Posts Tagged ‘digital’

The Perfect Camera

Monday, November 16th, 2020

I recently came across a post on Petapixel, My 10 Year Search for the Perfect Camera Brought Me Back to APS-C written by international photographer and filmmaker based in San Francisco Kien Lam. Although I try to avoid thinking too much about gear, like most photographers I suffer from a considerable amount of insecurity and the feeling that somehow a better camera or lens would improve my work.

It’s a feeling that over the years has led me to buy numerous cameras and lenses, most of which now lie unused in cupboards either because I can’t be bothered to sell them, or because of a feeling that one day I might just take them out and use them again.

Things were rather easier in the days of film, and there were usually what seemed to be very good reasons to change to a new camera. I got fed up with the Zenith B because it was a clunky beast that required so much force to wind on film that it was easy to rip a film in two. Its one camera I didn’t hang on to when I moved to the Olympus OM1, which compared to it seemed an almost perfect camera – and one I used until various bits fell off and I replaced it with an OM4. I still have two of these, to my mind still the most perfect cameras of their type.

But I still bought other cameras. For some types of photography I preferred a rangefinder Leica. Starting with a battered secondhand Leica M2, I later bought a nearly new Minolta CLE, another great camera with decent exposure metering well before Leica’s own. Leica’s shutter was noisy and intrusive compared to the Hexar F, another camera I loved, though its fixed 35mm lens wasn’t quite wide enough. The main problem I had with its silent mode was that I was often not sure if I’d actually taken a picture or not.

Then there were cameras of a more specialist nature, each with their uses. Several swing lens panoramic models, medium format and even 4×5″ cameras, and another favourite, the Hassleblad X-Pan.

The came digital. After some compact cameras I started seriously with the Nikon D100. The pictures were fine but the viewfinder was abysmal, reason enough to upgrade to D70, then the D200 when that came out. Then the D300… Cameras were beginning to seem disposable, each new model offering more pixels. Then came full-frame, and really I should have resisted, but I didn’t. I didn’t really need the extra pixels, but again the viewfinder was better, though I ended up taking a lot of images in DX mode and enjoying being able to view outside the frame lines.

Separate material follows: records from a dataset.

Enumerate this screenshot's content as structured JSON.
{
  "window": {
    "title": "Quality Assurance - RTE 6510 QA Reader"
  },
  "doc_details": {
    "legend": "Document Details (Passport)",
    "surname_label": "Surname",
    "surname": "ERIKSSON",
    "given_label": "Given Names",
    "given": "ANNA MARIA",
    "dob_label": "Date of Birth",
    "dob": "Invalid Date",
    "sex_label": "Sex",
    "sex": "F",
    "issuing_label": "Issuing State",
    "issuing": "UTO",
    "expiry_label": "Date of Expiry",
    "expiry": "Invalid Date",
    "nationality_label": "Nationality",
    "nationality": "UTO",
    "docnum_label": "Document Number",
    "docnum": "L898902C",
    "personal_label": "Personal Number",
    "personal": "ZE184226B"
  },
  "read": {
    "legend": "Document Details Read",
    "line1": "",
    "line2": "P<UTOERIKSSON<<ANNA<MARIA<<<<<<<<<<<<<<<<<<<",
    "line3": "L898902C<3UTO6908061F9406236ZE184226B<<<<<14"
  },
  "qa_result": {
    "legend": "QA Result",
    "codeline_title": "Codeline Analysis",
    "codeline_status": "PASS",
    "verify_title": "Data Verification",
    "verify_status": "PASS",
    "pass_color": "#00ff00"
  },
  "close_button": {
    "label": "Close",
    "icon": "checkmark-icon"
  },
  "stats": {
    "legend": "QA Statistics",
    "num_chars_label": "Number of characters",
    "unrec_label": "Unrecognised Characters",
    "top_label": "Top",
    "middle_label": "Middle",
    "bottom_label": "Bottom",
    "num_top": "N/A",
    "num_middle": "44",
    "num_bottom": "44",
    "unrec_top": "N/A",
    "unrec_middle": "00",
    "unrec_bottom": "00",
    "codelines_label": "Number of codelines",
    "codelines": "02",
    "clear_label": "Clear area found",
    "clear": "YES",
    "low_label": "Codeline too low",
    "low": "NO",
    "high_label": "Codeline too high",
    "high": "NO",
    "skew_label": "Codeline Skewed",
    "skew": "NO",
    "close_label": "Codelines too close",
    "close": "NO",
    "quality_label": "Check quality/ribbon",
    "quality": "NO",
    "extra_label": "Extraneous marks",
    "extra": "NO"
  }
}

Most of those digital cameras I’ve actually passed on to friends or swapped including the disastrous Leica M8 with its colour problems. It was that swap that really got me into Fuji, with the X Pro1. A nice optical viewfinder but rather poor with lenses outside its range which needed th electronic version.

I’ve still got my Nikon kit, two working bodies, though a couple went beyond economic repair, and various lenses. The D810 is now mainly used to ‘scan’ negatives, though occasionally taken out until the virus lockdown for its low light capability. But I find the kit too heavy for me now, and looked around for a lighter system.

For a while I used an Olympus OM-D E-M5 Mark II which seemed in some ways very similar to my old and well-loved OM film cameras. Some fine lenses – both Olympus and Panasonic Leica – but just occasionally I felt there was something lacking in the images from the smaller sensor.

Eventually I went back to APS-C, and like Kien Lam to Fuji, though to the less expensive options of a Fuji XT-1 and an XT-30. It was the latter than decided it for me, roughly as small and as light as the Olympus, and I bought it rather than commit to Olympus by buying a second Olympus body. Unlike Kien Lam I’m not searching for a perfect camera, and I certainly spend a lot of time swearing at the Fuji cameras with their complicated buttons and menus. But the lenses are excellent (though some are rather expensive) and I’ve yet to find myself thinking that any particular image would have been better on full-frame.